11 Initiatives Statement
Why the 11 Initiatives didn’t qualify. This time.
As of the recent signature-gathering deadline, none of the 11 initiatives in Let’s Go Washington’s project to fix what’s broken in this state had collected enough signatures to proceed.
Why did our project fall short? Here are my key takeaways:
1) Although the initiative process was set up to be a tool for grassroots action, it has—in recent years—been dominated by deep-pocketed special interests, increasingly expensive consultants, and paid signature gatherers. In 2022, initiative efforts from all points on the political spectrum failed because consultants were demanding $4 million to $8 million (per initiative!) to collect the necessary signatures. Let’s Go Washington (www.letsgowa.com) was founded on the idea that building a grassroots volunteer network and weening the process from an overreliance on consultants is a worthwhile pursuit. However, this takes time—more than we first thought. I’m proud of the incredible effort made by those who volunteered in this first wave. We will continue to build on that.

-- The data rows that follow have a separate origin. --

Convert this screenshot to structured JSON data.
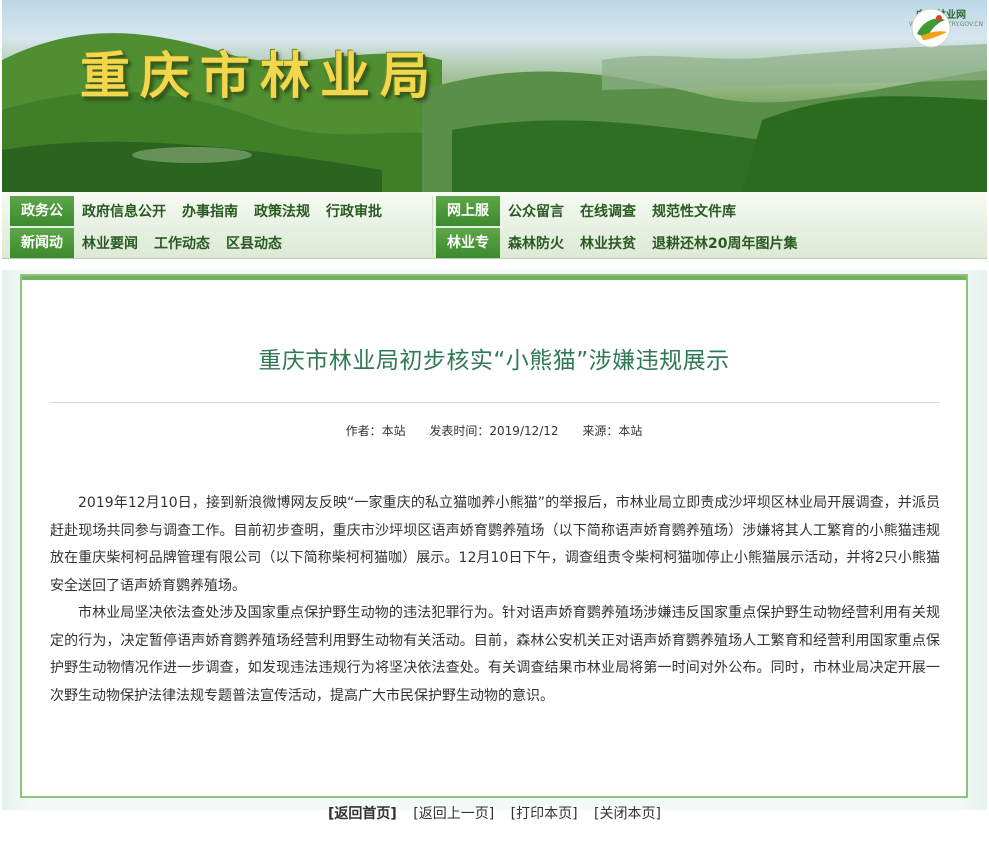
{
  "site": {
    "title": "重庆市林业局",
    "logo_name": "中国林业网",
    "logo_sub": "WWW.FORESTRY.GOV.CN"
  },
  "nav": {
    "row1": {
      "left_tag": "政务公开",
      "left_links": [
        "政府信息公开",
        "办事指南",
        "政策法规",
        "行政审批"
      ],
      "right_tag": "网上服务",
      "right_links": [
        "公众留言",
        "在线调查",
        "规范性文件库"
      ]
    },
    "row2": {
      "left_tag": "新闻动态",
      "left_links": [
        "林业要闻",
        "工作动态",
        "区县动态"
      ],
      "right_tag": "林业专题",
      "right_links": [
        "森林防火",
        "林业扶贫",
        "退耕还林20周年图片集"
      ]
    }
  },
  "article": {
    "title": "重庆市林业局初步核实“小熊猫”涉嫌违规展示",
    "author": "作者：本站",
    "date": "发表时间：2019/12/12",
    "source": "来源：本站",
    "paragraphs": [
      "2019年12月10日，接到新浪微博网友反映“一家重庆的私立猫咖养小熊猫”的举报后，市林业局立即责成沙坪坝区林业局开展调查，并派员赶赴现场共同参与调查工作。目前初步查明，重庆市沙坪坝区语声娇育鹦养殖场（以下简称语声娇育鹦养殖场）涉嫌将其人工繁育的小熊猫违规放在重庆柴柯柯品牌管理有限公司（以下简称柴柯柯猫咖）展示。12月10日下午，调查组责令柴柯柯猫咖停止小熊猫展示活动，并将2只小熊猫安全送回了语声娇育鹦养殖场。",
      "市林业局坚决依法查处涉及国家重点保护野生动物的违法犯罪行为。针对语声娇育鹦养殖场涉嫌违反国家重点保护野生动物经营利用有关规定的行为，决定暂停语声娇育鹦养殖场经营利用野生动物有关活动。目前，森林公安机关正对语声娇育鹦养殖场人工繁育和经营利用国家重点保护野生动物情况作进一步调查，如发现违法违规行为将坚决依法查处。有关调查结果市林业局将第一时间对外公布。同时，市林业局决定开展一次野生动物保护法律法规专题普法宣传活动，提高广大市民保护野生动物的意识。"
    ]
  },
  "footer": {
    "home": "[返回首页]",
    "back": "[返回上一页]",
    "print": "[打印本页]",
    "close": "[关闭本页]"
  },
  "colors": {
    "accent_green": "#3b8a2d",
    "title_green": "#2f7a55",
    "banner_title": "#f2d64b"
  }
}
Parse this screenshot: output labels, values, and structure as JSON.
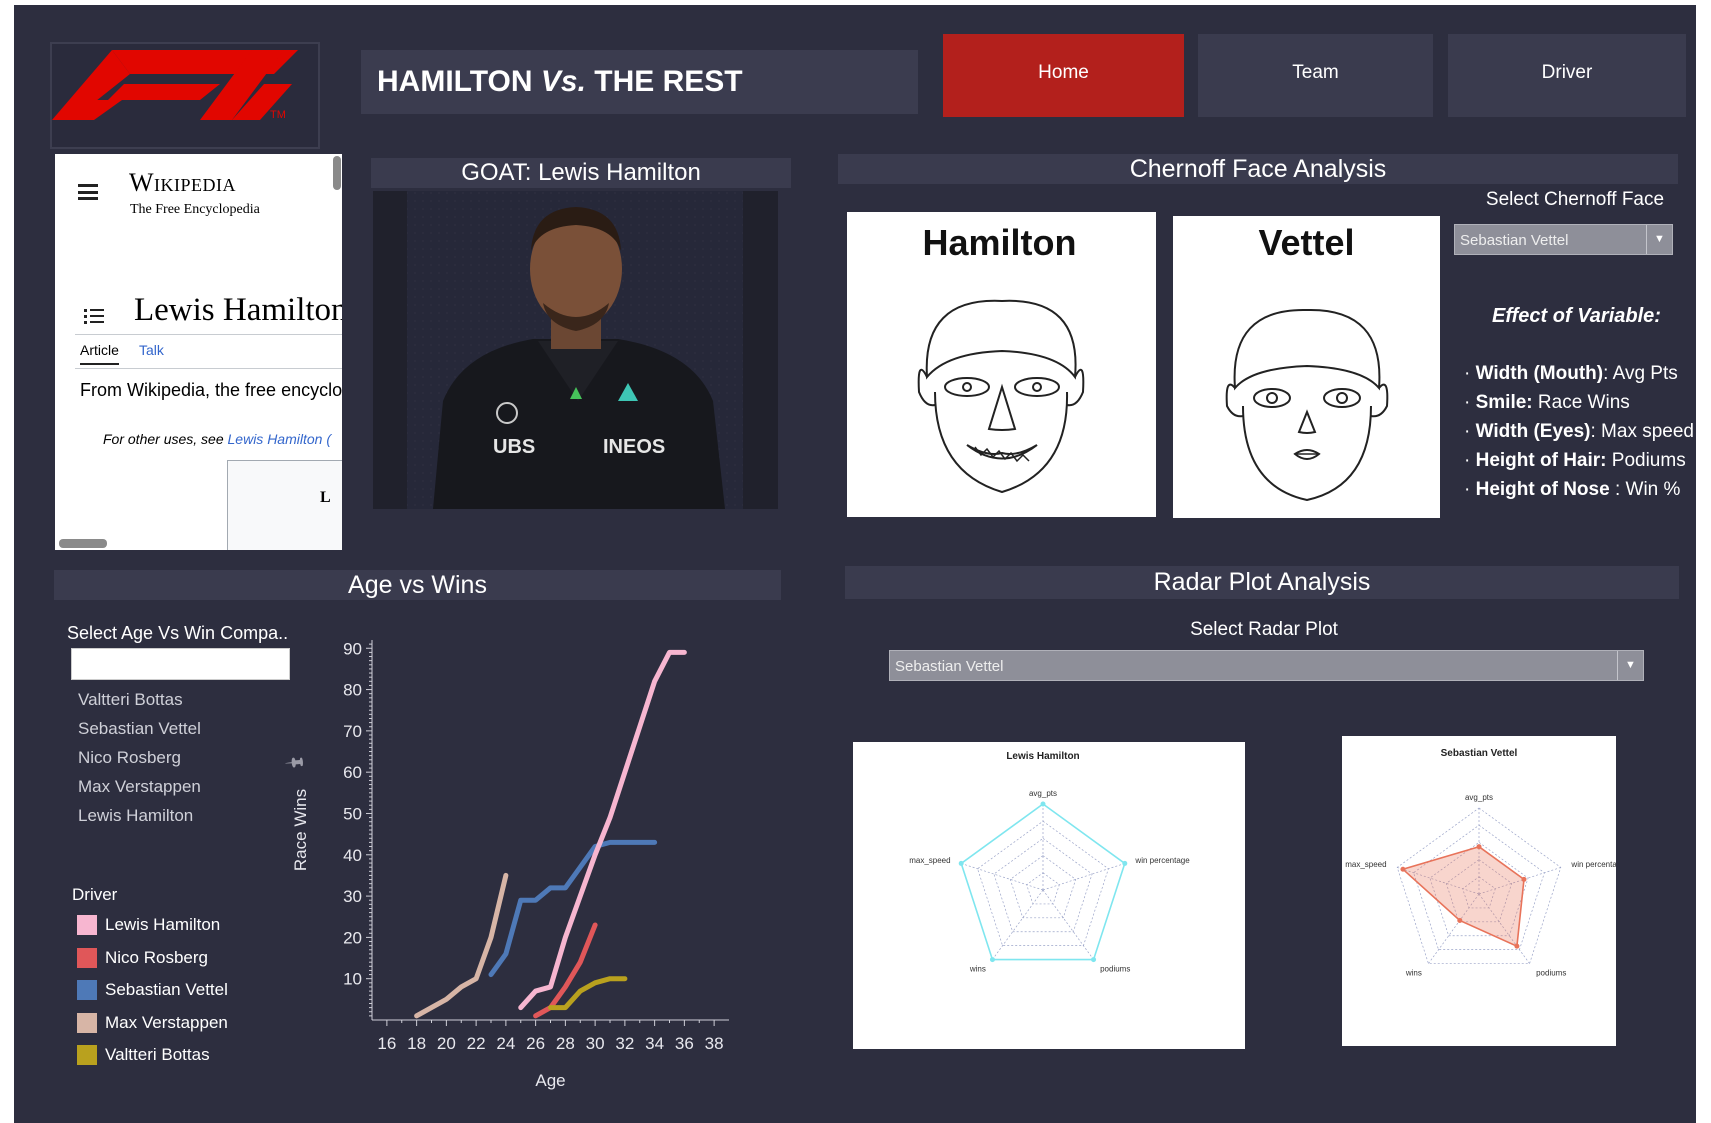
{
  "header": {
    "logo_text": "F1",
    "logo_tm": "TM",
    "title_prefix": "HAMILTON",
    "title_vs": "Vs.",
    "title_suffix": "THE REST"
  },
  "nav": {
    "home": "Home",
    "team": "Team",
    "driver": "Driver",
    "active_color": "#b3201c",
    "inactive_color": "#3a3b4e"
  },
  "wikipedia": {
    "brand": "Wikipedia",
    "tagline": "The Free Encyclopedia",
    "article_title": "Lewis Hamilton",
    "tab_article": "Article",
    "tab_talk": "Talk",
    "from_text": "From Wikipedia, the free encyclop",
    "other_uses_prefix": "For other uses, see ",
    "other_uses_link": "Lewis Hamilton (",
    "box_letter": "L"
  },
  "goat": {
    "heading": "GOAT: Lewis Hamilton",
    "suit_text_1": "UBS",
    "suit_text_2": "INEOS"
  },
  "chernoff": {
    "heading": "Chernoff Face Analysis",
    "face_left_name": "Hamilton",
    "face_right_name": "Vettel",
    "select_label": "Select Chernoff Face",
    "select_value": "Sebastian Vettel",
    "effect_heading": "Effect of Variable:",
    "variables": [
      {
        "bold": "Width (Mouth)",
        "rest": ": Avg Pts"
      },
      {
        "bold": "Smile:",
        "rest": " Race Wins"
      },
      {
        "bold": "Width (Eyes)",
        "rest": ": Max speed"
      },
      {
        "bold": "Height of Hair:",
        "rest": " Podiums"
      },
      {
        "bold": "Height of Nose",
        "rest": " : Win %"
      }
    ]
  },
  "age_wins": {
    "heading": "Age vs Wins",
    "filter_label": "Select Age Vs Win Compa..",
    "filter_input_value": "",
    "filter_items": [
      "Valtteri Bottas",
      "Sebastian Vettel",
      "Nico Rosberg",
      "Max Verstappen",
      "Lewis Hamilton"
    ],
    "legend_title": "Driver",
    "legend": [
      {
        "name": "Lewis Hamilton",
        "color": "#f7b6d0"
      },
      {
        "name": "Nico Rosberg",
        "color": "#e05759"
      },
      {
        "name": "Sebastian Vettel",
        "color": "#4e79b7"
      },
      {
        "name": "Max Verstappen",
        "color": "#d7b5a6"
      },
      {
        "name": "Valtteri Bottas",
        "color": "#b9a11e"
      }
    ]
  },
  "chart_data": {
    "type": "line",
    "title": "",
    "xlabel": "Age",
    "ylabel": "Race Wins",
    "xlim": [
      15,
      39
    ],
    "ylim": [
      0,
      92
    ],
    "x_ticks": [
      16,
      18,
      20,
      22,
      24,
      26,
      28,
      30,
      32,
      34,
      36,
      38
    ],
    "y_ticks": [
      10,
      20,
      30,
      40,
      50,
      60,
      70,
      80,
      90
    ],
    "grid": false,
    "legend_placement": "left",
    "series": [
      {
        "name": "Max Verstappen",
        "color": "#d7b5a6",
        "x": [
          18,
          19,
          20,
          21,
          22,
          23,
          24
        ],
        "y": [
          1,
          3,
          5,
          8,
          10,
          20,
          35
        ]
      },
      {
        "name": "Sebastian Vettel",
        "color": "#4e79b7",
        "x": [
          23,
          24,
          25,
          26,
          27,
          28,
          29,
          30,
          31,
          32,
          33,
          34
        ],
        "y": [
          11,
          16,
          29,
          29,
          32,
          32,
          37,
          42,
          43,
          43,
          43,
          43
        ]
      },
      {
        "name": "Lewis Hamilton",
        "color": "#f7b6d0",
        "x": [
          25,
          26,
          27,
          28,
          29,
          30,
          31,
          32,
          33,
          34,
          35,
          36
        ],
        "y": [
          3,
          7,
          8,
          20,
          30,
          40,
          49,
          60,
          71,
          82,
          89,
          89
        ]
      },
      {
        "name": "Nico Rosberg",
        "color": "#e05759",
        "x": [
          26,
          27,
          28,
          29,
          30
        ],
        "y": [
          1,
          3,
          8,
          14,
          23
        ]
      },
      {
        "name": "Valtteri Bottas",
        "color": "#b9a11e",
        "x": [
          27,
          28,
          29,
          30,
          31,
          32
        ],
        "y": [
          3,
          3,
          7,
          9,
          10,
          10
        ]
      }
    ]
  },
  "radar": {
    "heading": "Radar Plot Analysis",
    "select_label": "Select Radar Plot",
    "select_value": "Sebastian Vettel",
    "axes": [
      "avg_pts",
      "win percentage",
      "podiums",
      "wins",
      "max_speed"
    ],
    "left": {
      "title": "Lewis Hamilton",
      "color": "#7fe6ef",
      "values": [
        1.0,
        1.0,
        1.0,
        1.0,
        1.0
      ]
    },
    "right": {
      "title": "Sebastian Vettel",
      "color": "#e8735a",
      "values": [
        0.55,
        0.55,
        0.75,
        0.38,
        0.93
      ]
    }
  }
}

2) We live in a digital world, but in Washington initiative petitions only count if they are in hard copy. We also live in a privacy-focused world. Asking hundreds of thousands of people to hand over their signature and address on a piece of paper to a stranger is difficult. With nearly all of our political discourse happening online via social media, there’s a mismatch with how we collect signatures. We’re still qualifying initiatives like we did when we were renting VHS tapes from Blockbuster. Add to this the frustration many people feel because WA courts have overturned popular initiatives like the $30 car-tab limit, and we get a system that needs major reform in order to restore people’s faith. During our signature gathering effort, we experimented with ways to reach people online and encourage them to go out and physically sign the initiatives. We obviously still have a lot of work to do here.
3) The Olympia establishment, regardless of party, is happy to see the initiative process struggle. Washington’s initiative system was designed as a “safety valve” for when the legislature passes laws opposed by the majority of voters. Lately, the legislature has shown itself willing to ignore the people—repeatedly. Preventing police from pursuing criminals, decriminalizing hard drugs (like heroin and fentanyl), and passing a never-ending stream of new state taxes are all unpopular. And even unconstitutional. Let’s Go Washington proposed common-sense fixes to 11 of these bad policies. It’s not surprising that the Olympia majorities dismissed our efforts. Those bad policies are their fault. It was somewhat surprising, however, that even on the minority side, we found less than enthusiastic support and even dismissal. Stronger coalitions with a broader group of citizens and support from leaders seems like a critical element to future success.
So what needs to be done? I’m still chewing on how to improve our efforts next time. We began the process of developing a grassroots infrastructure that can make a real difference. It will continue to grow and develop. The initiative process remains a crucial element of democracy and government, even though the political establishment dismisses it and the consultant class squeezes it for profit.
Properly organized initiatives can ensure that the laws we live under are aligned with the people’s will. Whatever the next steps involve, I am committed to making that good reform happen.
Brian K. Heywood